“Although we support the Canadian media, they should not receive taxpayer money directly,” reads their platform. “Public funding of ‘approved’ media undermines press freedom, a vital part of a free society.”
On CBC, the Conservatives are committed to reviewing the mandate of CBC English television, including CBC News Network, as well as digital news in English. The platform added that the review would examine the viability of a “public interest model like PBS’s in the United States, ensuring that it no longer competes with Canadian private broadcasters and digital providers.”
They also provide a separate legal and administrative structure for Radio-Canada, while ensuring that the French-language broadcaster does not charge user fees for its streaming services or operate a sponsored content department.
In an announcement in Saint John earlier this week, O’Toole said he didn’t believe CBC would have to compete with the private sector in certain areas.
“The public interest mandate is essential for rural communities to be connected, for keeping Canadians informed, and that’s the public interest side that I love,” he said.
“What I don’t like is competition with the private sector that’s hanging by a thread …
He also reaffirmed that his government would end public financial support for the media.
“We also need to seek to end direct government support for the media, but work with them to try to make sure they move to the digital space, to this new media environment,” he said. “We need to level the playing field with America’s web giants, and we will, while protecting free speech and internet freedom.”
The NDP also promises changes to the Broadcasting Act, in order to create “a level playing field between Canadian broadcasters and foreign streaming giants,” according to its platform.
The platform says the party will force Netflix, Facebook, Google and other digital media companies to pay corporate taxes and contribute Canadian content in English and French.
“Most Canadians now get their news from Facebook, and Netflix is the largest broadcaster in the country,” the platform said. “But despite the Liberals’ promise to act, these web giants still don’t pay the same taxes or help fund Canadian content the way traditional media do.”
The party says it will prioritize partnerships with independent Canadian producers and increased funding for Telefilm and the Canada Media Fund, although it does not specify how much.
The NDP pledges to increase funding for CBC and Radio-Canada “to help undo the damage caused by decades of budget cuts under Liberal and Conservative governments.” The platform does not specify an amount.

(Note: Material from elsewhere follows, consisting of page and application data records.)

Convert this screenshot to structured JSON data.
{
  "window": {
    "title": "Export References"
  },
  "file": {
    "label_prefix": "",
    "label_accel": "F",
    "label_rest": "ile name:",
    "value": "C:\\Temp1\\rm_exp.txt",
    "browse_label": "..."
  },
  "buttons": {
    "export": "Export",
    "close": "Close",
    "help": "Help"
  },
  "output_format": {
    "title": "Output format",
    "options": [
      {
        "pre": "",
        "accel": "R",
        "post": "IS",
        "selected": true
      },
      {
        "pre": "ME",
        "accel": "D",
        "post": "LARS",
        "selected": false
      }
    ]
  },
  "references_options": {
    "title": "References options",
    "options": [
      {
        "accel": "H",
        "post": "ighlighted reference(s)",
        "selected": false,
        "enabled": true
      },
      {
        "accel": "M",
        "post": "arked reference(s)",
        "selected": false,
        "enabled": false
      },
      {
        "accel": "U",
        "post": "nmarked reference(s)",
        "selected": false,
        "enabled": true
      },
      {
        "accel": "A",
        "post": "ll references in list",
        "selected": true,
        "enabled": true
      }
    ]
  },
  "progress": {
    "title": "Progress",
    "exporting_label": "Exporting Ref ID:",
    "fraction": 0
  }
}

But in an interview with the Friends of Canadian Broadcasting advocacy group, Singh said he would consider taking funding for the public broadcaster to levels seen in other countries.
“I want us to get to a point where we are not among the least funded in the world. We have to be competitive with what other jurisdictions are doing.… We want to have properly funded and well funded public broadcasting,” he said. -he declares. noted. “I am definitely ready to raise [funding]. “
The People’s Party said during the campaign that it would end the media bailout “to ensure Canada has a free and independent press,” according to a party press release.
As for CBC / Radio-Canada, either the People’s Party would fund and privatize it, or they would change the funding model to a partially donor-driven funding model, like those of NPR and PBS in the United States. .
“What we need are free and independent media, not media that depend on the government for their survival and profitability,” PPC leader Maxime Bernier said in a statement.
The Green Platform says the party supports the regulation of social media platforms and streaming services through the CRTC “as provided for in Bill C-10.”
The party also wants the CRTC to reserve more bandwidth for independent and not-for-profit stations, and pledges to create an independent commission to study the concentration of media ownership in Canada.
Regarding CBC, the party said it would “provide stable core funding” for CBC’s English and French operations, but also wanted to see Indigenous language programs and programs that encourage language learning. indigenous.